Now we have to climb up a bit in the middle of the stream and step from stone to stone. If I get the wrong one here, my carefree journey will be over and the cold will be the least of my worries. With this in mind, I set my feet very carefully, not caring that my guide has disappeared from my field of vision far ahead. I see him waiting for me upstairs with his hands clasped behind his back. Now it's even bolder up the slope and the gradient is probably 45 degrees. The guide in the flip-flops climbs lightly while I can hardly find my feet safely. I put my feet on roots and then pull myself up with my hands on lianas. Sometimes my feet slip and I just hang on the lianas. I'm not particularly proud of my performance, but I can't help it. My pants are full of dirt and mud up to my knees.
But I literally shimmy through, because now I can see our target about ten meters up the slope: the giant rafflesia (Rafflesia arnoldii). Its flower can weigh up to eleven kilos and be up to one meter in diameter and is said to be the largest in the plant kingdom. I climb further up to get a look inside the calyx. It is said to emit the smell of carrion to attract insects for pollination. But again I can't smell anything because of my cold.
I hold on to a liana with one hand so as not to slip down the slope, and with the other I try to take useful film and photo recordings. My cell phone and my camera also look very adventurous against the earth.
I can't imagine that many tourists will manage the path to this flower. I've only ever met a western face in Sumatra, but in Bukittingi in West Sumatra I haven't met anyone at all. In the Kopi Luwak village, however, a Frenchman and his Indonesian partner came to drink coffee. But they didn't go to the flower.

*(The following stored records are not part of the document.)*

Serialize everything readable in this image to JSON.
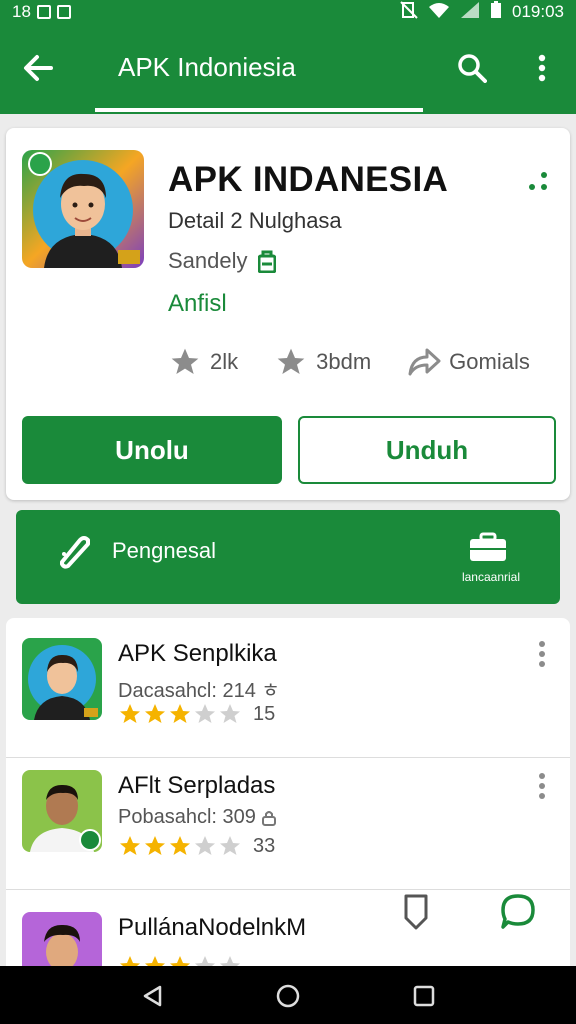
{
  "status_bar": {
    "left_text": "18",
    "time": "019:03"
  },
  "app_bar": {
    "title": "APK Indoniesia"
  },
  "detail": {
    "app_name": "APK INDANESIA",
    "subtitle": "Detail 2 Nulghasa",
    "developer": "Sandely",
    "category": "Anfisl",
    "stats": [
      {
        "icon": "star-icon",
        "label": "2lk"
      },
      {
        "icon": "star-icon",
        "label": "3bdm"
      },
      {
        "icon": "share-icon",
        "label": "Gomials"
      }
    ],
    "primary_button": "Unolu",
    "secondary_button": "Unduh"
  },
  "banner": {
    "label": "Pengnesal",
    "right_label": "lancaanrial"
  },
  "list": [
    {
      "title": "APK Senplkika",
      "subtitle": "Dacasahcl: 214 ㅎ",
      "rating_value": 3,
      "rating_max": 5,
      "rating_label": "15"
    },
    {
      "title": "AFlt Serpladas",
      "subtitle": "Pobasahcl: 309",
      "rating_value": 3,
      "rating_max": 5,
      "rating_label": "33"
    },
    {
      "title": "PullánaNodelnkM",
      "subtitle": "",
      "rating_value": 3,
      "rating_max": 5,
      "rating_label": ""
    }
  ],
  "colors": {
    "brand_green": "#1a8a3a",
    "star": "#f5b300",
    "star_empty": "#cfcfcf"
  }
}
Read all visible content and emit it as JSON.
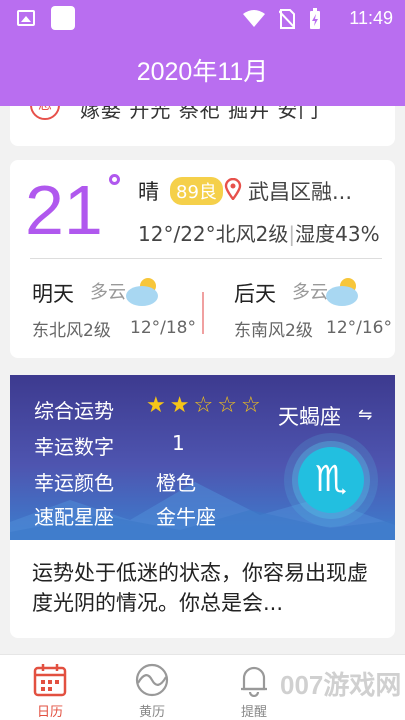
{
  "status_bar": {
    "time": "11:49",
    "icons": [
      "image-icon",
      "notification-square-icon",
      "wifi-icon",
      "no-sim-icon",
      "battery-charging-icon"
    ]
  },
  "header": {
    "title": "2020年11月"
  },
  "partial_card": {
    "badge": "忌",
    "text": "嫁娶 开光 祭祀 掘井 安门"
  },
  "weather": {
    "temperature": "21",
    "condition": "晴",
    "aqi": "89良",
    "location": "武昌区融...",
    "temp_range": "12°/22°",
    "wind": "北风2级",
    "humidity": "湿度43%",
    "tomorrow": {
      "label": "明天",
      "condition": "多云",
      "wind": "东北风2级",
      "temp": "12°/18°"
    },
    "day_after": {
      "label": "后天",
      "condition": "多云",
      "wind": "东南风2级",
      "temp": "12°/16°"
    }
  },
  "horoscope": {
    "rows": [
      {
        "label": "综合运势"
      },
      {
        "label": "幸运数字",
        "value": "1"
      },
      {
        "label": "幸运颜色",
        "value": "橙色"
      },
      {
        "label": "速配星座",
        "value": "金牛座"
      }
    ],
    "rating": 2,
    "rating_max": 5,
    "sign_name": "天蝎座",
    "sign_symbol": "♏",
    "fortune": "运势处于低迷的状态，你容易出现虚度光阴的情况。你总是会..."
  },
  "bottom_nav": [
    {
      "label": "日历",
      "icon": "calendar-icon",
      "active": true
    },
    {
      "label": "黄历",
      "icon": "almanac-icon",
      "active": false
    },
    {
      "label": "提醒",
      "icon": "bell-icon",
      "active": false
    }
  ],
  "watermark": "007游戏网",
  "colors": {
    "brand": "#b96ef0",
    "temp": "#b058ee",
    "aqi": "#f5d04a",
    "active_nav": "#e25040"
  }
}
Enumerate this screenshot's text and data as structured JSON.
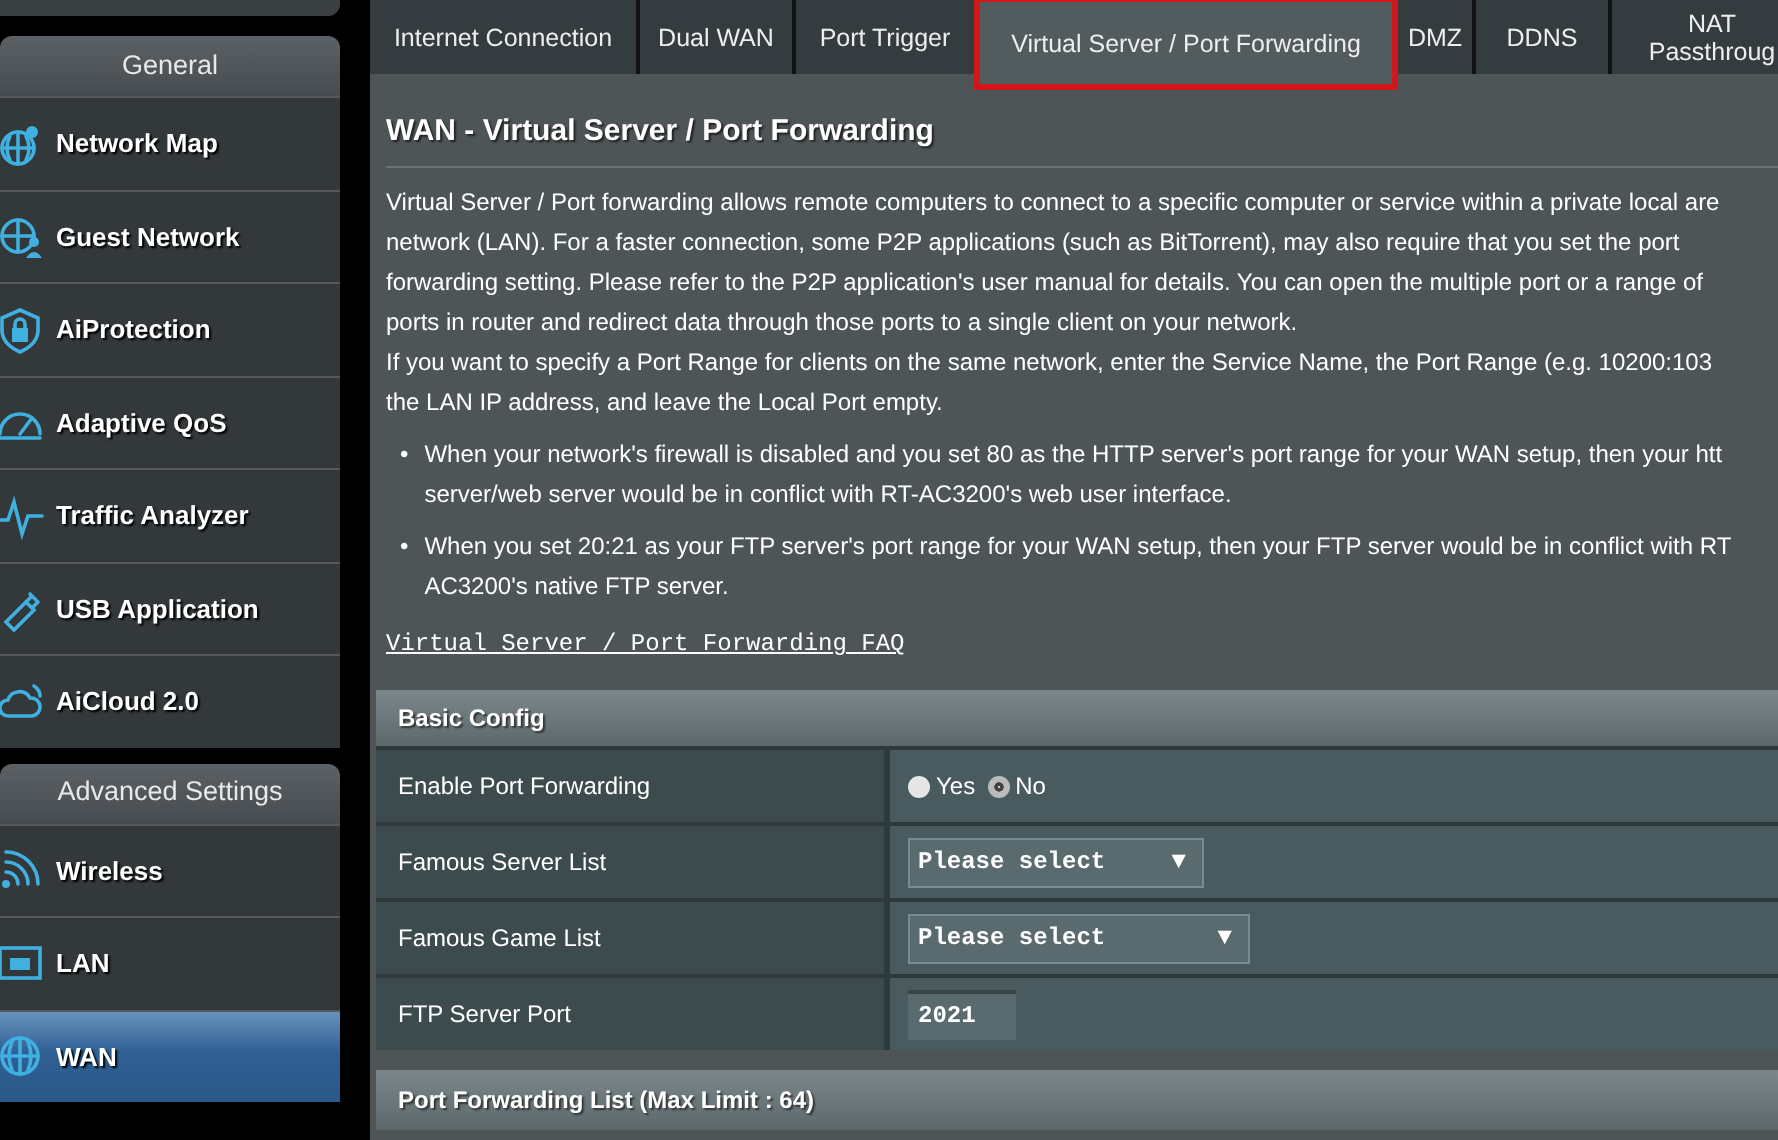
{
  "sidebar": {
    "sections": [
      {
        "title": "General",
        "items": [
          {
            "label": "Network Map",
            "selected": false
          },
          {
            "label": "Guest Network",
            "selected": false
          },
          {
            "label": "AiProtection",
            "selected": false
          },
          {
            "label": "Adaptive QoS",
            "selected": false
          },
          {
            "label": "Traffic Analyzer",
            "selected": false
          },
          {
            "label": "USB Application",
            "selected": false
          },
          {
            "label": "AiCloud 2.0",
            "selected": false
          }
        ]
      },
      {
        "title": "Advanced Settings",
        "items": [
          {
            "label": "Wireless",
            "selected": false
          },
          {
            "label": "LAN",
            "selected": false
          },
          {
            "label": "WAN",
            "selected": true
          }
        ]
      }
    ]
  },
  "tabs": [
    {
      "label": "Internet Connection",
      "selected": false
    },
    {
      "label": "Dual WAN",
      "selected": false
    },
    {
      "label": "Port Trigger",
      "selected": false
    },
    {
      "label": "Virtual Server / Port Forwarding",
      "selected": true
    },
    {
      "label": "DMZ",
      "selected": false
    },
    {
      "label": "DDNS",
      "selected": false
    },
    {
      "label": "NAT Passthroug",
      "selected": false
    }
  ],
  "page_title": "WAN - Virtual Server / Port Forwarding",
  "description_lines": [
    "Virtual Server / Port forwarding allows remote computers to connect to a specific computer or service within a private local are",
    "network (LAN). For a faster connection, some P2P applications (such as BitTorrent), may also require that you set the port",
    "forwarding setting. Please refer to the P2P application's user manual for details. You can open the multiple port or a range of",
    "ports in router and redirect data through those ports to a single client on your network.",
    "If you want to specify a Port Range for clients on the same network, enter the Service Name, the Port Range (e.g. 10200:103",
    "the LAN IP address, and leave the Local Port empty."
  ],
  "notes": [
    {
      "bullet": "•",
      "lines": [
        "When your network's firewall is disabled and you set 80 as the HTTP server's port range for your WAN setup, then your htt",
        "server/web server would be in conflict with RT-AC3200's web user interface."
      ]
    },
    {
      "bullet": "•",
      "lines": [
        "When you set 20:21 as your FTP server's port range for your WAN setup, then your FTP server would be in conflict with RT",
        "AC3200's native FTP server."
      ]
    }
  ],
  "faq_link": "Virtual Server / Port Forwarding FAQ",
  "basic_config": {
    "title": "Basic Config",
    "rows": [
      {
        "kind": "radio",
        "label": "Enable Port Forwarding",
        "options": [
          {
            "label": "Yes",
            "selected": false
          },
          {
            "label": "No",
            "selected": true
          }
        ]
      },
      {
        "kind": "select",
        "label": "Famous Server List",
        "value": "Please select",
        "caret": "▼"
      },
      {
        "kind": "select",
        "label": "Famous Game List",
        "value": "Please select",
        "caret": "▼"
      },
      {
        "kind": "input",
        "label": "FTP Server Port",
        "value": "2021"
      }
    ]
  },
  "port_forwarding_list": {
    "title": "Port Forwarding List (Max Limit : 64)"
  }
}
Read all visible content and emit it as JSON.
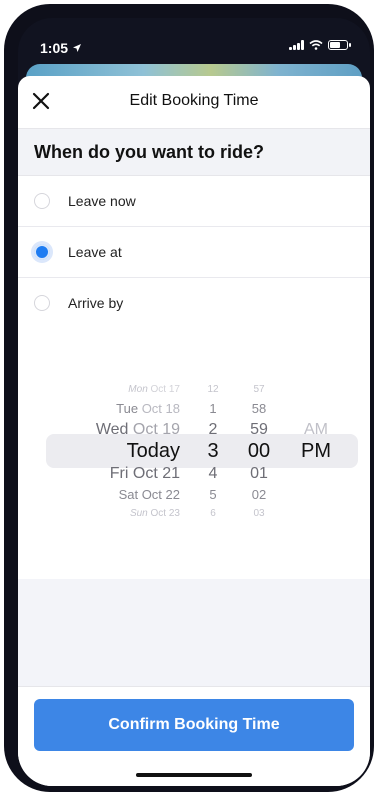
{
  "status_bar": {
    "time": "1:05",
    "location_icon": "location-arrow-icon",
    "signal_icon": "signal-icon",
    "wifi_icon": "wifi-icon",
    "battery_icon": "battery-icon"
  },
  "header": {
    "close_icon": "close-icon",
    "title": "Edit Booking Time"
  },
  "question": "When do you want to ride?",
  "options": [
    {
      "label": "Leave now",
      "selected": false
    },
    {
      "label": "Leave at",
      "selected": true
    },
    {
      "label": "Arrive by",
      "selected": false
    }
  ],
  "picker": {
    "rows": [
      {
        "dow": "Mon",
        "date": " Oct 17",
        "hour": "12",
        "minute": "57",
        "ampm": ""
      },
      {
        "dow": "Tue",
        "date": " Oct 18",
        "hour": "1",
        "minute": "58",
        "ampm": ""
      },
      {
        "dow": "Wed",
        "date": " Oct 19",
        "hour": "2",
        "minute": "59",
        "ampm": "AM"
      },
      {
        "dow": "Today",
        "date": "",
        "hour": "3",
        "minute": "00",
        "ampm": "PM"
      },
      {
        "dow": "Fri",
        "date": " Oct 21",
        "hour": "4",
        "minute": "01",
        "ampm": ""
      },
      {
        "dow": "Sat",
        "date": " Oct 22",
        "hour": "5",
        "minute": "02",
        "ampm": ""
      },
      {
        "dow": "Sun",
        "date": " Oct 23",
        "hour": "6",
        "minute": "03",
        "ampm": ""
      }
    ],
    "selected_index": 3
  },
  "footer": {
    "confirm_label": "Confirm Booking Time"
  },
  "colors": {
    "accent": "#1e7cf2",
    "button": "#3d86e6",
    "selected_row": "#ececf0"
  }
}
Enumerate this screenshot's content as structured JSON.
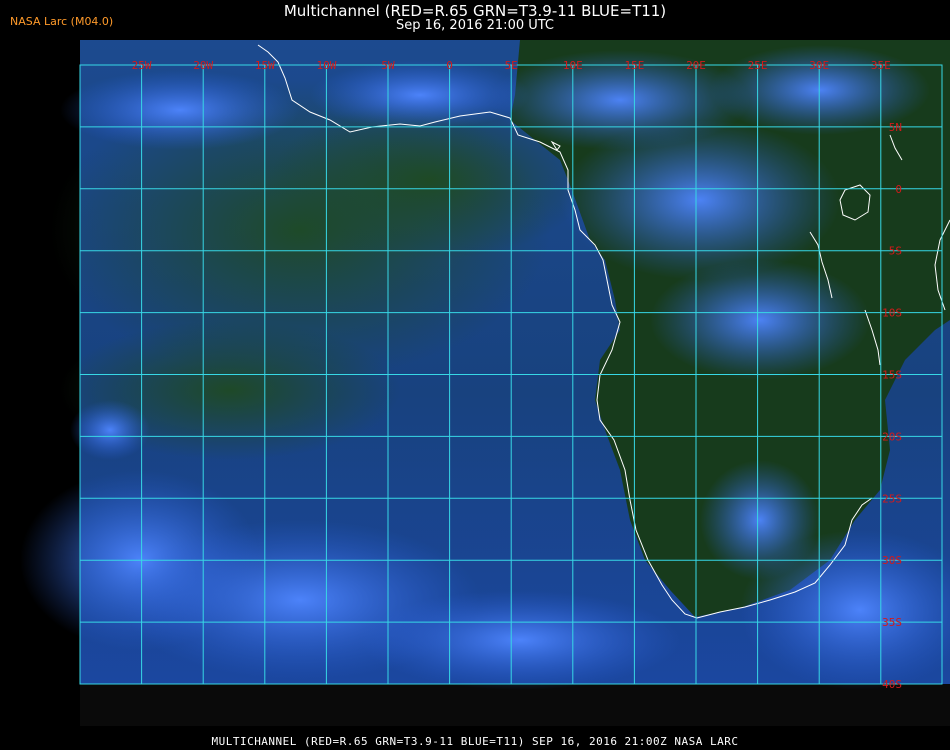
{
  "header": {
    "credit": "NASA Larc (M04.0)",
    "title": "Multichannel (RED=R.65 GRN=T3.9-11 BLUE=T11)",
    "subtitle": "Sep 16, 2016 21:00 UTC"
  },
  "footer": {
    "caption": "MULTICHANNEL (RED=R.65 GRN=T3.9-11 BLUE=T11) SEP 16, 2016 21:00Z  NASA LARC"
  },
  "map": {
    "longitude_labels": [
      "25W",
      "20W",
      "15W",
      "10W",
      "5W",
      "0",
      "5E",
      "10E",
      "15E",
      "20E",
      "25E",
      "30E",
      "35E"
    ],
    "latitude_labels": [
      "5N",
      "0",
      "5S",
      "10S",
      "15S",
      "20S",
      "25S",
      "30S",
      "35S",
      "40S"
    ],
    "colors": {
      "grid": "#37d8e6",
      "tick_labels": "#d41a1a",
      "coastline": "#ffffff",
      "ocean": "#17408a",
      "land": "#163a1a",
      "cloud": "#3f78ff"
    }
  }
}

When I went on this trip with a motorcycle helmet, army cargo pants with heavy hiking boots and a buckled leg bag from the military outfitter, it seemed a bit exaggerated, as if I was making a costume out of it. But in the meantime, equipment has been used several times and while others in shorts and sneakers risked inflamed skin abrasions and broken ankles, I was on the safe side. I will soon have to take the time to go into more detail about my experiences and knowledge of the right or superfluous equipment for such backpacker adventure trips in another article.